Ah..<browses CRC> yup, CRC have both - it was so long ago I'd forgotten  :facepalm:
I'll bear that in mind for the next cable change, s'pose I could lob the existing ones on the brake cables instead - those are feeling a little sticky too..

BTW - for anyone buying any, the colours aren't quite what you'd expect - the red's a bit dark..I almost bought gold ones but thought better of it 'cos that'd seem like being *too* much of a bike tart  ::-)

Re: Cables freezing
« Reply #21 on: February 11, 2012, 10:08:31 pm »
both the front mech cable and the rear derailier cable freeze on the adventure but the hub gear and brakes are fine . so 3 gears for me when it freezes . i just select a lowish gear on the derailier before it freezes  :).
the brakes freeze up on the qnt  so i i let the poor thing still in the warm.
the slower you go the more you see

Worry no o
« Reply #22 on: February 11, 2012, 10:43:28 pm »
Worry no longer Chris, I believe Kevin aka The Oracle @ D-tek is perfecting a method of routing the cables up the trouser leg returning to the brake/gear levers through the sleeves thus keeping the cables at a reasonable operating temperature, feindishly clever what  ;D
The problem with the world is that fools and fanatics are always so sure of themselves, and wiser men so full of doubt.

Kim

  • Timelord
Re: Cables freezing
« Reply #23 on: February 11, 2012, 10:47:02 pm »
Flexible V-brake noodle to do a 180degree bend, and route the cable down the middle of the bar, a la Auntie Helen's Alfine trigger shifter?
Careful, Kim. Your sarcasm's showing...

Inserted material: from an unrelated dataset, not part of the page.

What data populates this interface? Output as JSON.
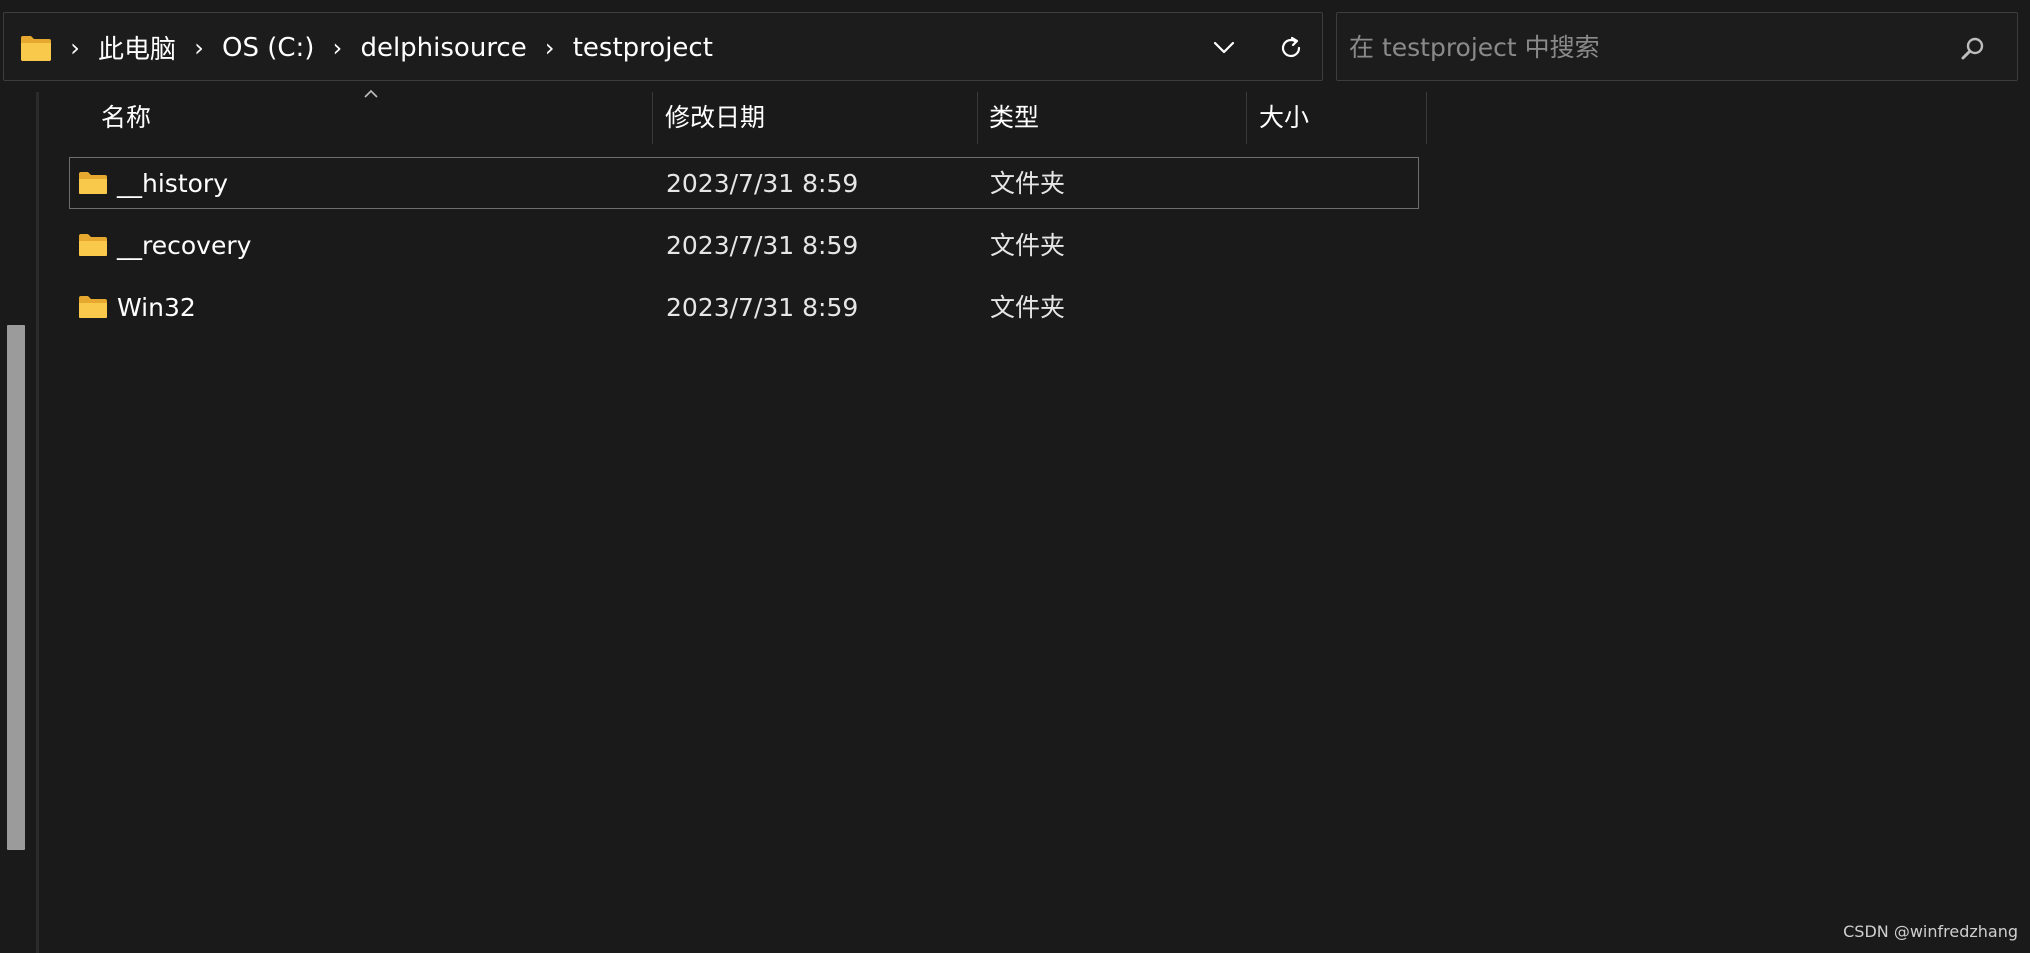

Re: Cables freezing
« Reply #24 on: February 12, 2012, 01:52:09 pm »
i think the oracle method may have a few minor flaws to be sorted before it become well used  ;) :D.
i am thinking of running a pair of friction bar end shifters in the future that will require the flexi v brake noodle approach . i will wait till the rear indexing goes pear shaped though  :) :).   
the slower you go the more you see